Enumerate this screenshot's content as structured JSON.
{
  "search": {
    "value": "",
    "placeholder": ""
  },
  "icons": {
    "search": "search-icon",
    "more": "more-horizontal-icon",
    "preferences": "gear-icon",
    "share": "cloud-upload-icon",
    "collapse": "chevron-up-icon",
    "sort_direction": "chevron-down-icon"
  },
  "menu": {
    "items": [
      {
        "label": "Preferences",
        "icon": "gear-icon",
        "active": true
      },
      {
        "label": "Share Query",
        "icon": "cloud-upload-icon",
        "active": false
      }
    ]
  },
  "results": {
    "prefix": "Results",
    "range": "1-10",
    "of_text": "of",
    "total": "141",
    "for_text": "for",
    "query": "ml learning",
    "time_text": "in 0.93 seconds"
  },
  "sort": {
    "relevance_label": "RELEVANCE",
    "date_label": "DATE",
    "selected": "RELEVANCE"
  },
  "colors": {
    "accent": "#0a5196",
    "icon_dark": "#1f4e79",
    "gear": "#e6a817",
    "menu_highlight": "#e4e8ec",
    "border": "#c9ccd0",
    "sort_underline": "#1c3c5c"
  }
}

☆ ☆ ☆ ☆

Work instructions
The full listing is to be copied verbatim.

Task response
Enumerate this screenshot's content as structured JSON.
{
  "search": {
    "value": "",
    "placeholder": ""
  },
  "icons": {
    "search": "search-icon",
    "more": "more-horizontal-icon",
    "preferences": "gear-icon",
    "share": "cloud-upload-icon",
    "collapse": "chevron-up-icon",
    "sort_direction": "chevron-down-icon"
  },
  "menu": {
    "items": [
      {
        "label": "Preferences",
        "icon": "gear-icon",
        "active": true
      },
      {
        "label": "Share Query",
        "icon": "cloud-upload-icon",
        "active": false
      }
    ]
  },
  "results": {
    "prefix": "Results",
    "range": "1-10",
    "of_text": "of",
    "total": "141",
    "for_text": "for",
    "query": "ml learning",
    "time_text": "in 0.93 seconds"
  },
  "sort": {
    "relevance_label": "RELEVANCE",
    "date_label": "DATE",
    "selected": "RELEVANCE"
  },
  "colors": {
    "accent": "#0a5196",
    "icon_dark": "#1f4e79",
    "gear": "#e6a817",
    "menu_highlight": "#e4e8ec",
    "border": "#c9ccd0",
    "sort_underline": "#1c3c5c"
  }
}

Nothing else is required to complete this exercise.